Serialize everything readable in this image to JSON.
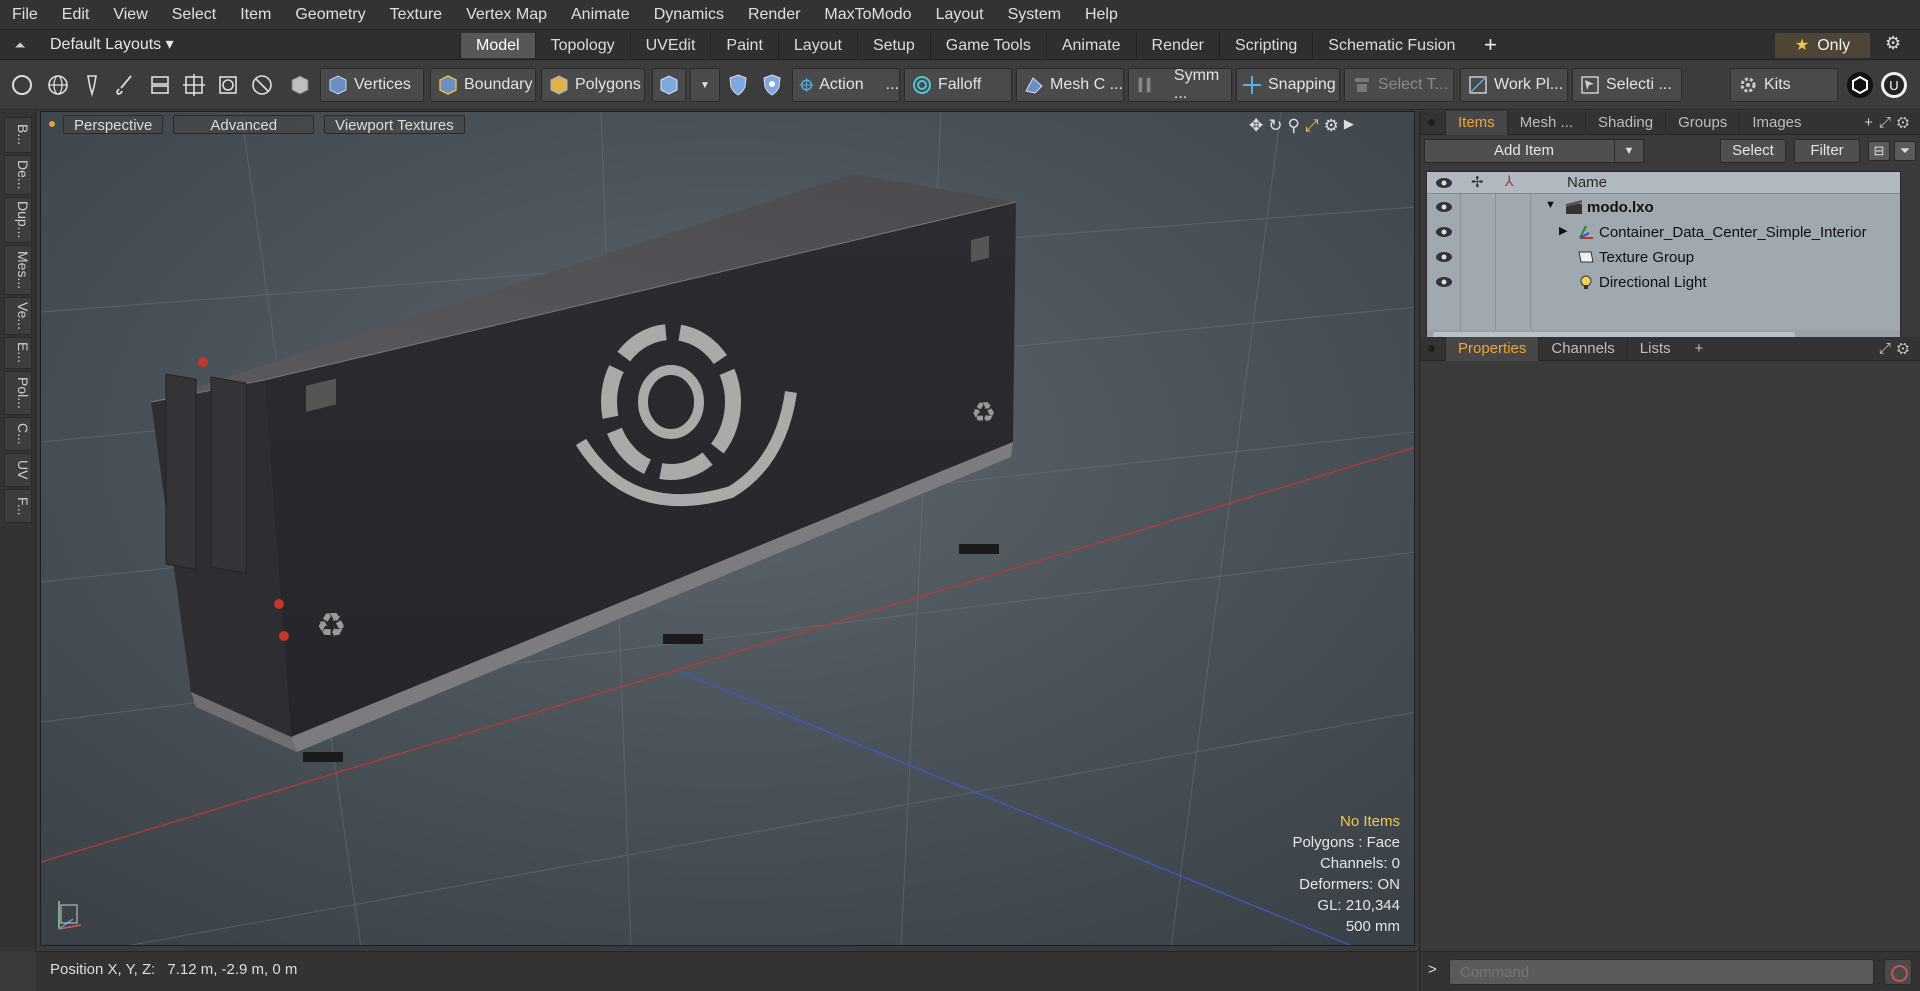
{
  "menu": [
    "File",
    "Edit",
    "View",
    "Select",
    "Item",
    "Geometry",
    "Texture",
    "Vertex Map",
    "Animate",
    "Dynamics",
    "Render",
    "MaxToModo",
    "Layout",
    "System",
    "Help"
  ],
  "layout_bar": {
    "layouts_label": "Default Layouts ▾",
    "tabs": [
      "Model",
      "Topology",
      "UVEdit",
      "Paint",
      "Layout",
      "Setup",
      "Game Tools",
      "Animate",
      "Render",
      "Scripting",
      "Schematic Fusion"
    ],
    "active_tab": "Model",
    "add_tab": "+",
    "only_label": "Only"
  },
  "toolbar": {
    "vertices": "Vertices",
    "boundary": "Boundary",
    "polygons": "Polygons",
    "action": "Action",
    "action_more": "...",
    "falloff": "Falloff",
    "mesh_c": "Mesh C ...",
    "symm": "Symm ...",
    "snapping": "Snapping",
    "select_t": "Select T...",
    "work_pl": "Work Pl...",
    "selecti": "Selecti ...",
    "kits": "Kits"
  },
  "left_tabs": [
    "B...",
    "De...",
    "Dup...",
    "Mes...",
    "Ve...",
    "E...",
    "Pol...",
    "C...",
    "UV",
    "F..."
  ],
  "viewport": {
    "header_buttons": [
      "Perspective",
      "Advanced",
      "Viewport Textures"
    ],
    "stats": {
      "no_items": "No Items",
      "polygons": "Polygons : Face",
      "channels": "Channels: 0",
      "deformers": "Deformers: ON",
      "gl": "GL: 210,344",
      "scale": "500 mm"
    }
  },
  "status": {
    "label": "Position X, Y, Z:",
    "value": "7.12 m, -2.9 m, 0 m"
  },
  "items_panel": {
    "tabs": [
      "Items",
      "Mesh ...",
      "Shading",
      "Groups",
      "Images"
    ],
    "active_tab": "Items",
    "add_item": "Add Item",
    "select": "Select",
    "filter": "Filter",
    "column_name": "Name",
    "rows": [
      {
        "label": "modo.lxo",
        "bold": true
      },
      {
        "label": "Container_Data_Center_Simple_Interior"
      },
      {
        "label": "Texture Group"
      },
      {
        "label": "Directional Light"
      }
    ]
  },
  "properties_panel": {
    "tabs": [
      "Properties",
      "Channels",
      "Lists"
    ],
    "active_tab": "Properties",
    "add": "+"
  },
  "command": {
    "placeholder": "Command",
    "arrow": ">"
  },
  "colors": {
    "accent": "#f0a33c",
    "no_items": "#f2c94c",
    "grid_x": "#c0392b",
    "grid_z": "#3a5bd0"
  }
}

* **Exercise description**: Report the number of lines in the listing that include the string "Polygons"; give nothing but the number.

* **Your response**: 2